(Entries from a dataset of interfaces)
◆ ◆ ◆ ◆
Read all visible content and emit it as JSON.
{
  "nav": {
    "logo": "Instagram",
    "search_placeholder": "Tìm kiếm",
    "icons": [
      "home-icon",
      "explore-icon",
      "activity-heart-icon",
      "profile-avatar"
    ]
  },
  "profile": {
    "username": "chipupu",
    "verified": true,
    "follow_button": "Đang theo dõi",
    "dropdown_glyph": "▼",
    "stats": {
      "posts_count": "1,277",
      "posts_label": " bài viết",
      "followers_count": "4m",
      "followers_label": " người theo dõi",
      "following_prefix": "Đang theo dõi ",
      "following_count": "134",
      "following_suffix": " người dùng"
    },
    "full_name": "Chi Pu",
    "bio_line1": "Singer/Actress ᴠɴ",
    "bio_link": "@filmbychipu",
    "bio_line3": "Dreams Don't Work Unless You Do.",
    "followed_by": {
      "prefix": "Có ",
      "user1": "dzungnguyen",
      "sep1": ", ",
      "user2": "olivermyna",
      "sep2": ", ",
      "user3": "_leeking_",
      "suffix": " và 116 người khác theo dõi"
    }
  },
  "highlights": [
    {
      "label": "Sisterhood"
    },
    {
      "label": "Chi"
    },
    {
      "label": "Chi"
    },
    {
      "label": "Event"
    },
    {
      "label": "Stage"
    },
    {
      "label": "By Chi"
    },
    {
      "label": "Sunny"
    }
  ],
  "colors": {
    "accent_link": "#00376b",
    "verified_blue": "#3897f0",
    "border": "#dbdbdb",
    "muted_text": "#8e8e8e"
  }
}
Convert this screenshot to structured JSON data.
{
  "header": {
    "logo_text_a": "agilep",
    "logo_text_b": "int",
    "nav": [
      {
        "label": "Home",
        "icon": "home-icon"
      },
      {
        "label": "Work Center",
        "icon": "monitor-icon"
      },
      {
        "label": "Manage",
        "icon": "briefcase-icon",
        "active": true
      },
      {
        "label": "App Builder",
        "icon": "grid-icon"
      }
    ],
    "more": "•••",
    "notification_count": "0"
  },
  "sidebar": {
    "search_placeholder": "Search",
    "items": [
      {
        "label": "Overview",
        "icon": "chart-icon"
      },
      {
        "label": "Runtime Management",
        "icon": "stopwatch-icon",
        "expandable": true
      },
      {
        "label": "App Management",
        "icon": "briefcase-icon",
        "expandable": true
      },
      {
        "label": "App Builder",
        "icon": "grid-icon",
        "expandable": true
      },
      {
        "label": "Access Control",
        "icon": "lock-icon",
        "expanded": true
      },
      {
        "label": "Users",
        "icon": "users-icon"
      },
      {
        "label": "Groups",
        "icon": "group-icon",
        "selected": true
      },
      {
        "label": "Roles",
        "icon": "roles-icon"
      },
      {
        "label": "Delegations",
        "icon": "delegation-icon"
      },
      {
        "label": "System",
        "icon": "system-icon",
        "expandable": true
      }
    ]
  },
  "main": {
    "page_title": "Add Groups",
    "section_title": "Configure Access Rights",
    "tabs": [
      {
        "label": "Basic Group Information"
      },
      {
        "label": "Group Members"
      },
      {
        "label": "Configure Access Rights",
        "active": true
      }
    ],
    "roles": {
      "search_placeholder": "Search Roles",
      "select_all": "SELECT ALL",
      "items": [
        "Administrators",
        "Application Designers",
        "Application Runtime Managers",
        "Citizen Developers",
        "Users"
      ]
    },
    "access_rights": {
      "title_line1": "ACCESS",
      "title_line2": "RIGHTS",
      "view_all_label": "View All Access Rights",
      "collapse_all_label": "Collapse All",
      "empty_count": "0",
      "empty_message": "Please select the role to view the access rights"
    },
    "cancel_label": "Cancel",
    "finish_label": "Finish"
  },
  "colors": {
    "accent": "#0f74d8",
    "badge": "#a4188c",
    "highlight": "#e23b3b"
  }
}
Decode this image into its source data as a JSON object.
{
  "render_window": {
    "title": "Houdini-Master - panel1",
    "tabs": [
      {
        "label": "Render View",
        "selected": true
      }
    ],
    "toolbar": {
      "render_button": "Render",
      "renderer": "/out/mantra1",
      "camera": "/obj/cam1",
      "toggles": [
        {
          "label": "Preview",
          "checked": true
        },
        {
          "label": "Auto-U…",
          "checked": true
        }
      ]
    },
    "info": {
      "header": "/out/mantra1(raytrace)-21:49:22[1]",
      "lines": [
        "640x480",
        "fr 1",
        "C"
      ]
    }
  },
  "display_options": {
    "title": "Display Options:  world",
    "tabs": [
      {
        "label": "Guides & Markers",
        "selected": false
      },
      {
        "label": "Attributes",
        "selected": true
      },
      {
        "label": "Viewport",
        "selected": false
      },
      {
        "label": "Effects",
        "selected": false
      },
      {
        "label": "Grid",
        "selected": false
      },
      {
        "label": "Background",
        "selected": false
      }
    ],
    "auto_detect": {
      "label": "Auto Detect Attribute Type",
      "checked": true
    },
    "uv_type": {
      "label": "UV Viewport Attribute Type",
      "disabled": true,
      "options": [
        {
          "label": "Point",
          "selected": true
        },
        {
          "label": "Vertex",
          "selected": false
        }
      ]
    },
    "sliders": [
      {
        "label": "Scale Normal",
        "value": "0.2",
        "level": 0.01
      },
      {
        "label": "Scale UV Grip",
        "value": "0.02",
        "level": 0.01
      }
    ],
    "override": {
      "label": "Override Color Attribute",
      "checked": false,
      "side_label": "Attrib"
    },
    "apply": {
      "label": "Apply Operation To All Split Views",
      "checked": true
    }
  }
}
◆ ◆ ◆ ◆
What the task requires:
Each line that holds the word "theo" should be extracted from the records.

Response to this exercise:
    "follow_button": "Đang theo dõi",
      "followers_label": " người theo dõi",
      "following_prefix": "Đang theo dõi ",
      "suffix": " và 116 người khác theo dõi"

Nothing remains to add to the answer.